Control drugs for chronic obstructive pulmonary disease (COPD) are drugs you take to control, or prevent, your symptoms of COPD. You must use them every day for the drugs to work.
You and your doctor can make a plan for the control drugs that work for you. This plan will include when you should take them and how much you should take.
You may need to take these drugs for at least a month before you start to feel better. Take them even when you feel okay. Take enough with you when you travel.
Plan ahead. Make sure you do not run out.
Names of anticholinergic inhalers:
Use your anticholinergic inhalers every day, even if you do not have symptoms.
Side effects might include:
These medicines may make glaucoma worse. Ask your doctor about using them if you have glaucoma.
Names of beta-agonist inhalers:
Do NOT use a spacer with beta-agonist inhalers.

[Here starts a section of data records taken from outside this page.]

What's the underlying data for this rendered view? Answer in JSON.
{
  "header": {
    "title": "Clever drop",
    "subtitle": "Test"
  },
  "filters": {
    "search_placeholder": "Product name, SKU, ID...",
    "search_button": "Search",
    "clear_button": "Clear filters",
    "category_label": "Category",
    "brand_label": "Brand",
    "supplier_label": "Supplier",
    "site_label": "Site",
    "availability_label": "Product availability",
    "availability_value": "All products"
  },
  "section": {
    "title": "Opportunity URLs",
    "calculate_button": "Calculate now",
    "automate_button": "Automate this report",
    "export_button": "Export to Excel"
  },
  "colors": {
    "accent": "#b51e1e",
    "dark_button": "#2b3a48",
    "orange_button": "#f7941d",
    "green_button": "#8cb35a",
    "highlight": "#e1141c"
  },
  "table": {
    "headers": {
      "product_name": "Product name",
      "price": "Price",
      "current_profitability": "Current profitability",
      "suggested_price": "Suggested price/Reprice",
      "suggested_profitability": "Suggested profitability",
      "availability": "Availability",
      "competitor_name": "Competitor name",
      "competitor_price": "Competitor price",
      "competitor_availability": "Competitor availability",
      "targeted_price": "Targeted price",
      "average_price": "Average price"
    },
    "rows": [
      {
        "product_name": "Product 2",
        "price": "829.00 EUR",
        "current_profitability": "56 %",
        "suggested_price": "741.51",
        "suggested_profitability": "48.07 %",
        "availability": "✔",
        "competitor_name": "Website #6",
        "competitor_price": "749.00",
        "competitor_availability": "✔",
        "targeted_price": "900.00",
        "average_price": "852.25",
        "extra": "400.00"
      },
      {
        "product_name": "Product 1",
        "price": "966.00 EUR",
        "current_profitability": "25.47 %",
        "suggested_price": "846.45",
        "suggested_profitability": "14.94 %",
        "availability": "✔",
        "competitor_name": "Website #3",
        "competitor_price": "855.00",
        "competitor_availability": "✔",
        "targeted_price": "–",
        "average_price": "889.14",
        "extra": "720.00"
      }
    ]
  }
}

These drugs help keep your COPD symptoms away by helping to relax the muscles of your airways. Use your beta-agonist inhaler drugs every day, even if you do not have symptoms. You may use beta-agonists if you also use inhaled steroids or an anticholinergic inhaler.
Names of some inhaled corticosteroids:
Budesonide (Pulmicort) is an inhaled corticosteroid that is used in a "nebulizer "instead of an inhaler. A nebulizer is a device that delivers liquid medicine to your airways in a fine mist.
Corticosteroids help keep your airways from swelling up. Use them every day, even if you do not have symptoms. Use corticosteroids with your inhaler and spacer.
Rinse out your mouth with water, gargle, and spit out after you use these drugs.
Shapiro, SD, Reilly JJ Jr., Rennard SI. Chronic bronchitis and emphysema. In: Mason: Murray and Nadel's Textbook of Respiratory Medicine. 5th ed. 2010;Philadelphia, PA: Saunders Elsevier; 2007: chap 39.
Wilt TJ, Niewoehner D, MacDonald R, Kane RL. Management of stable chronic obstructive pulmonary disease: a systematic review for a clinical practice guideline. Ann Intern Med. 2007;147:141.